We focus on emotions, specifically the feelings shared within, and about, intimate relationships in the Asian region, interpreted broadly as emotional, physical or sexual closeness between two people, which could include marital or extra-marital relationships of any sexual orientation, familial bonds, friendships or fanship. The study of emotions in contemporary societies in East Asia is a largely under-researched area. Emotions in South Asia (Pernau et al. 2015) have received some scholarly attention in modern society and historically. However, with the exception of some individual historical treatments in feelings in China and Japan (e.g., Reddy 2012, Kutcher 2014), there has been little dialogue about how emotions circulate through the shared media and cultural exchange of glocalisation, and the migration patterns, of Asia more broadly.

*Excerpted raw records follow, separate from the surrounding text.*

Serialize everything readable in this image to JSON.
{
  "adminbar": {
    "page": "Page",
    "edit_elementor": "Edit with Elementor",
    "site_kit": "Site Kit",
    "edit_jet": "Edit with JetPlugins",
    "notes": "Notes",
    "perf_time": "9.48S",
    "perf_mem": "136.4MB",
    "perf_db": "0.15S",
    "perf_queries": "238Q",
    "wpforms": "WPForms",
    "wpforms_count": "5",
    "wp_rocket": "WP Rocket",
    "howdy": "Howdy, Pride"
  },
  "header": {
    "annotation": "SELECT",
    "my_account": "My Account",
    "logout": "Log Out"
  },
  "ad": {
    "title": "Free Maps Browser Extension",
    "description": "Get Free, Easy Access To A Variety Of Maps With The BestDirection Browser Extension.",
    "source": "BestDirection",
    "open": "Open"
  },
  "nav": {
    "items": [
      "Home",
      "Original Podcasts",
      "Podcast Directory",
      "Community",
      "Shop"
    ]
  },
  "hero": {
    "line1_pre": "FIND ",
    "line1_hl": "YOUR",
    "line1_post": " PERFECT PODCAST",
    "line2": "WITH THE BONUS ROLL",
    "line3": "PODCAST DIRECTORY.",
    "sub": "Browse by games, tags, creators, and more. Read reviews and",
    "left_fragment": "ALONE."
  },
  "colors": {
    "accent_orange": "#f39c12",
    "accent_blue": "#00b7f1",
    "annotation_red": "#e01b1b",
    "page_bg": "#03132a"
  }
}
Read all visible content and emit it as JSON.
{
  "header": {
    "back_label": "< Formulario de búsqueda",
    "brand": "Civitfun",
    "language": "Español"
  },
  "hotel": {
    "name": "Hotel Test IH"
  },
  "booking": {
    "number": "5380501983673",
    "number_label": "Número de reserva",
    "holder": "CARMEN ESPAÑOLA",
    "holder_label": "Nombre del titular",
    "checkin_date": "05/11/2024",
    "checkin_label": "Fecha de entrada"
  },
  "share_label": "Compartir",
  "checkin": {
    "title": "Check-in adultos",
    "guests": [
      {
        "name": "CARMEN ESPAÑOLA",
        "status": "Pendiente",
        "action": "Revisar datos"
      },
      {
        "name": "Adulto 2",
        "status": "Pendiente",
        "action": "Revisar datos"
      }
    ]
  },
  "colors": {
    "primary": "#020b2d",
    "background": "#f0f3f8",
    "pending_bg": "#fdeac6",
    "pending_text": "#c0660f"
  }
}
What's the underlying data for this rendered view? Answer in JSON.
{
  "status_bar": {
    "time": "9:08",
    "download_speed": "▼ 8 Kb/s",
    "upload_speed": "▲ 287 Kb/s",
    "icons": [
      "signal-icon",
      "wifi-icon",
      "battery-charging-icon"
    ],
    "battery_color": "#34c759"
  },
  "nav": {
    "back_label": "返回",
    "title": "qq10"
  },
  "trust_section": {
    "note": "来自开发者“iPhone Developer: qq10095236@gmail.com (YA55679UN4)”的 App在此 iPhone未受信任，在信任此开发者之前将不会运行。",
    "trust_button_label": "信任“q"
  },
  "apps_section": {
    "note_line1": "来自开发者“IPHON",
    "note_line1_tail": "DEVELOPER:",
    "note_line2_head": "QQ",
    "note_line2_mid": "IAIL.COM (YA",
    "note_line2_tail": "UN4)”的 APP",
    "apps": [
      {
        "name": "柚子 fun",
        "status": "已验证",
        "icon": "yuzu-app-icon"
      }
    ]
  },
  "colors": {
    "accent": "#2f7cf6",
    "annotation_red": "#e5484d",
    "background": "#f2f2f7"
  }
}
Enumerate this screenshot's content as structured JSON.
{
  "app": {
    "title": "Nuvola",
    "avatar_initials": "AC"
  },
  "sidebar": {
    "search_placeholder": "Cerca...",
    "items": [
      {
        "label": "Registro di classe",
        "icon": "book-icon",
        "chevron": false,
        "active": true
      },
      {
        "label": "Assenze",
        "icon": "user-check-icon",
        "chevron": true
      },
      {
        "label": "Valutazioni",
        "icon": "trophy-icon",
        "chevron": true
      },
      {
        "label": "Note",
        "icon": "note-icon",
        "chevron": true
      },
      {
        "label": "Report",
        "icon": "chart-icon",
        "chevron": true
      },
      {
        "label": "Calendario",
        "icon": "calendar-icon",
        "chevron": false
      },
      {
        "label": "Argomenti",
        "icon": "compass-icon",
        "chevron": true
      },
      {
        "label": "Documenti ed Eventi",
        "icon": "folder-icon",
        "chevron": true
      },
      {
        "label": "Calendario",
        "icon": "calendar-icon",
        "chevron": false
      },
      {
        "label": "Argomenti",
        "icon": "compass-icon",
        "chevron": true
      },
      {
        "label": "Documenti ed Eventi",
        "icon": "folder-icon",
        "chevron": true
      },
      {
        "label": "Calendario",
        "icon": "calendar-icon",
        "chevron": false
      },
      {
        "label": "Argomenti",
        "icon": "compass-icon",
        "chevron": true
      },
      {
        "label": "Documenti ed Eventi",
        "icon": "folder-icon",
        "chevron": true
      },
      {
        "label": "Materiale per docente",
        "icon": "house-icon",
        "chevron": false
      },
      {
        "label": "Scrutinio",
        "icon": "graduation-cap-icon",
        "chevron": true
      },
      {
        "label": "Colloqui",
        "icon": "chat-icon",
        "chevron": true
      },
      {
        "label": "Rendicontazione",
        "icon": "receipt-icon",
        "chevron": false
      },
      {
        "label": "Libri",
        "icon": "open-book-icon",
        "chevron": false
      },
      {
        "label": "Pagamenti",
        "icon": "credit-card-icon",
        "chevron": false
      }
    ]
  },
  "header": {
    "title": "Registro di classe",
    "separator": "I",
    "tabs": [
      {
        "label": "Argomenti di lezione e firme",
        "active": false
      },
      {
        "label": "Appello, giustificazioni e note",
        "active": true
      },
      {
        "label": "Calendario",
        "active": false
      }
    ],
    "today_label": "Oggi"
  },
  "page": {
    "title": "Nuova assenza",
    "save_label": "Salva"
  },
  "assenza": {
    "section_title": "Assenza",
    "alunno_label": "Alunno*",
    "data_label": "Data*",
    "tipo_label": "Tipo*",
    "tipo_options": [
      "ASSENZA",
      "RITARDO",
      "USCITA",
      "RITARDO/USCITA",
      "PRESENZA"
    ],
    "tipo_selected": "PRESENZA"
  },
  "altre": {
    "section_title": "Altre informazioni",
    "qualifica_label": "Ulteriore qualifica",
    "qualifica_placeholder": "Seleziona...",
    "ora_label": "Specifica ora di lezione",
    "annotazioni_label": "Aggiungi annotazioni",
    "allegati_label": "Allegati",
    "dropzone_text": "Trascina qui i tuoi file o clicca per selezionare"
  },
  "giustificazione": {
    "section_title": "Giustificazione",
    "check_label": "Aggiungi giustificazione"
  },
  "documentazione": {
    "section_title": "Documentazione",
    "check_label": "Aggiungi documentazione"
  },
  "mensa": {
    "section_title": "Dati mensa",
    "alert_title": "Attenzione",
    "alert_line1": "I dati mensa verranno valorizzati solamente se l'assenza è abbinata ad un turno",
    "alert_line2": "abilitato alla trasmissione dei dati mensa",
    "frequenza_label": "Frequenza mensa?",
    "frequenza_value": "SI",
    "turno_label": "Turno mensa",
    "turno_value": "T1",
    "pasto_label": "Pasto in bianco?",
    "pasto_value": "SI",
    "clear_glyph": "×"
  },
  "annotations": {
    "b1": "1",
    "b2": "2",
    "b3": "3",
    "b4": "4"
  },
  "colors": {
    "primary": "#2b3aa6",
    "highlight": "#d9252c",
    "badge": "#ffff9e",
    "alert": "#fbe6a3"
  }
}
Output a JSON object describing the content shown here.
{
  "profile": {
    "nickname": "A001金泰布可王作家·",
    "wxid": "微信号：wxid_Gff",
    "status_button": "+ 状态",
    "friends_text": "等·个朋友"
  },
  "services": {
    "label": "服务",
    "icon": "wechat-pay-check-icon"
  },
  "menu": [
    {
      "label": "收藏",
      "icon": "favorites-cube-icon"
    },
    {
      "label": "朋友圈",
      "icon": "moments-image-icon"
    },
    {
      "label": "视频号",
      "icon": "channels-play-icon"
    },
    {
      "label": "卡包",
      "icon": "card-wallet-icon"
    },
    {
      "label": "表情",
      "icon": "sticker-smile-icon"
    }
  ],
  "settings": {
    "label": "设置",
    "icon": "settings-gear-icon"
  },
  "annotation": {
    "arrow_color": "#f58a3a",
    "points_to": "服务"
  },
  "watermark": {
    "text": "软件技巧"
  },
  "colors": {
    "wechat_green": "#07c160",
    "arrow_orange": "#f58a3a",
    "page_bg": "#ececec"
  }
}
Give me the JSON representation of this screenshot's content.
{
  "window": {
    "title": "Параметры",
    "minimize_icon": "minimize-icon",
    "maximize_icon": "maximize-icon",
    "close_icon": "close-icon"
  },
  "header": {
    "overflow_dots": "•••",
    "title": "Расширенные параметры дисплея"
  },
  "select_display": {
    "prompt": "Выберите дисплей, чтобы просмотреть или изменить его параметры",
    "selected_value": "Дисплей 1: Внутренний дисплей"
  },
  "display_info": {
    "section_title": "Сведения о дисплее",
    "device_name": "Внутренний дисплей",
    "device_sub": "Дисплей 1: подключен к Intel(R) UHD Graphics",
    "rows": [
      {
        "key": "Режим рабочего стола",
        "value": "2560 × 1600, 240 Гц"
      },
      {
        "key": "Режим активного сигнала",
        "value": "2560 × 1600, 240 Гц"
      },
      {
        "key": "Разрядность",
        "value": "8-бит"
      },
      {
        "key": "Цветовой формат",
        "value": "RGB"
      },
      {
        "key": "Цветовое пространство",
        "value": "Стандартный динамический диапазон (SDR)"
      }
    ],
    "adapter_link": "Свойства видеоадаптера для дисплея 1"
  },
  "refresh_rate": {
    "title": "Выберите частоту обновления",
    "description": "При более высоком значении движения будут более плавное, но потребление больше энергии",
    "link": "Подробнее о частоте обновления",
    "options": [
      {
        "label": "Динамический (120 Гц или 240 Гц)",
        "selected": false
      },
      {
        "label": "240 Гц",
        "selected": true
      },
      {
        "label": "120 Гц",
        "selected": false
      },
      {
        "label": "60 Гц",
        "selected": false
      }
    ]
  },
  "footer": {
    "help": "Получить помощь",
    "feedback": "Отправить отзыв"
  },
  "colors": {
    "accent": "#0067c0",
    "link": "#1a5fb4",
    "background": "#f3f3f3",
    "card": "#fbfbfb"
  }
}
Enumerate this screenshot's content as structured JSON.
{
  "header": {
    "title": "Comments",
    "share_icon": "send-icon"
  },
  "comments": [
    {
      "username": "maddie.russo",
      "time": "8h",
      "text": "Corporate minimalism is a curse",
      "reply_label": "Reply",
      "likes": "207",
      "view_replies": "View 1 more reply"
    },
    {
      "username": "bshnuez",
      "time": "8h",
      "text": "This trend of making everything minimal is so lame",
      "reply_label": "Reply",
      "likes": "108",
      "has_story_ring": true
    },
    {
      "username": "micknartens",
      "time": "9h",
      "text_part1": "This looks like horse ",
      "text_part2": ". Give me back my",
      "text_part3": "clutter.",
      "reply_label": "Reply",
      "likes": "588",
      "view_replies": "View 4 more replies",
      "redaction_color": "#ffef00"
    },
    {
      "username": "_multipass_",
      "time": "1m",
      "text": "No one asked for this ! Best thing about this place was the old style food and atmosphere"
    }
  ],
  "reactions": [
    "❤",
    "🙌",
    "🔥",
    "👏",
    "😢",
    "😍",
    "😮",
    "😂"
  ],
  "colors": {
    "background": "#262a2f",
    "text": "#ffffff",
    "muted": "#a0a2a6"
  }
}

The symposium is an opportunity for scholars from such fields as Asian Studies, Gender Studies, Emotion Studies, History, Literature, Cultural Studies, Anthropology and Sociology to share knowledge and identify points of contact between our research specialisms.

Important date:

  • Deadline for proposals: 31 July 2018

Presented by the Australian Research Council Centre of Excellence of the History of Emotions, The University of Western Australia's Institute for Advanced Studies and the Forrest Research Foundation Visiting Fellowship program

Associated events sponsored by IAS UWA/CHE/Forrest Research Foundation in this suite

Image: Traditional Chinese wedding, by kegen 2009.  Courtesy Wikimedia Commons.